4.4 Viral infections

For clinical signs and diagnosis, refer to the MSF handbook Clinical guidelines.

4.4.1 Genital herpes

If the mother has visible herpetic lesions at time of childbirth:

– Limit vaginal exams; no artificial rupture of membranes.

– Discuss caesarean section on a case-by-case basis.

– For the mother:
• Pain management: paracetamol PO,1 g 3 times per day
• Antiviral treatment: aciclovir PO, 400 mg 3 times per day for 7 days
In immunocompromised patients, continue the treatment until symptoms resolve.
• Oral aciclovir prophylaxis (aciclovir PO: 400 mg 4 times per day from 36 weeks LMP and until delivery) can be proposed to reduce the risk of recurrent herpes at delivery.

– For the treatment of the newborn, see Chapter 10, Section 10.4.3.

4.4.2 Varicella (chickenpox)

There is a risk of severe maternal varicella pneumonia and severe neonatal varicella.

Aciclovir PO as soon as possible after the onset of rash (800 mg 5 times per day for 7 days) may reduce these risks7.

4.4.3 Hepatitis

Hepatitis B

Without intervention, mother-to-child transmission of the hepatitis B virus (HBV) is high (up to 90%).

– For the mother: no specific treatment; no special obstetric measures.

– For the newborn: hepatitis vaccination within hours after birth has been demonstrated to prevent 70 to 95% of infections. All infants should be vaccinated (Chapter 10, Section 10.1.8) regardless of the mother’s HBV status. In infants born to HBV-positive mothers, vaccination AND administration of hepatitis B immune globulin, if available (within 12 hours after birth), has been demonstrated to prevent 85% to 95% of infections8.

Hepatitis E

Hepatitis E carries a very high mortality rate for pregnant women (20% during the third trimester). It can cause spontaneous abortion, preterm delivery, and intrauterine foetal death.

The virus is acquired by fecal-oral route (primarily by drinking contaminated water). The virus can cause outbreaks, especially in situations where large numbers of people are gathered (refugees, displaced persons), when hygiene and sanitation are poor.

Management is focused on supportive care (good hydration, avoidance of hepatotoxic medications). Prevention (water, hygiene, sanitation) is the only protection against the disease.
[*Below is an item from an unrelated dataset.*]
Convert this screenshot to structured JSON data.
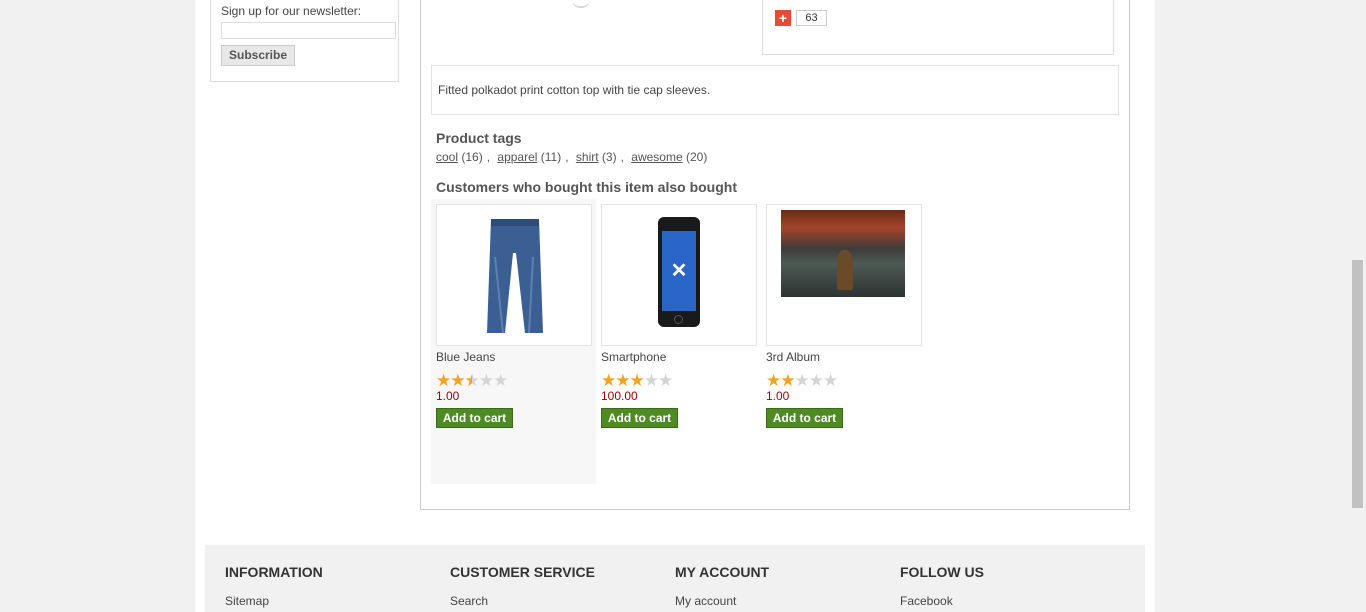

4.4.4 HIV infection

Mother-to-child HIV transmission may occur at any time during pregnancy, labour, delivery and the breastfeeding period. With no intervention, the risk of transmission is approximately 15 to 25% and 20 to 45% if the child is breastfed9. This risk may be reduced to less than 5%.

Ante-natal care

HIV-infected pregnant women need antiretroviral therapy regardless of their CD4 count and clinical stage. The treatment should start as soon as possible, regardless of gestational age and should be taken during all the pregnancy.

Intra-partum care

– Offer voluntary counselling and testing on admission if HIV status is unknown.

– Administer antiretroviral therapy at onset of labour and during delivery, as indicated in specialized Prevention of Mother-To-Child Transmission (PMTCT) guidelines.

– Observe standard precautions to avoid contact with blood and body fluids.

– Avoid:
• prolonged labour;
• prolonged rupture of membranes;
• early artificial rupture of membranes;
• invasive procedures such as episiotomy or instrumental delivery. However, they must be performed if they are necessary for delivering the child.

– The criteria for induction of labour are the same as for non HIV-infected women.

– Clamp umbilical cord immediately.

– Administer antiretroviral prophylaxis to the newborn immediately after birth.

– Prevention and treatment of postpartum haemorrhage: as for non HIV-infected women. However ergometrine or methylergometrine should not be used in women taking antiretrovirals unless alternative treatments (oxytocin or misoprostol) are not available. In this case and if the need for pharmacologic treatment outweighs the risks, ergometrine/methylergometrine should be used in low a dosage and the duration of treatment should be as short as possible.

A planned caesarean section can be beneficial if the viral load is detectable. However, given the risks associated with the intervention (surgical, anaesthetic and infectious) and the risk of uterine rupture during subsequent pregnancies, caesarean section is not recommended routinely.

Post-partum care

– Offer voluntary counselling and testing if HIV status has not been determined before.
– Continuation of antiretroviral therapy for the mother, at least during breast-feeding, or for life, depending on the situation.
– For the newborn: antiretroviral prophylaxis to the newborn as indicated in PMTCT guidelines.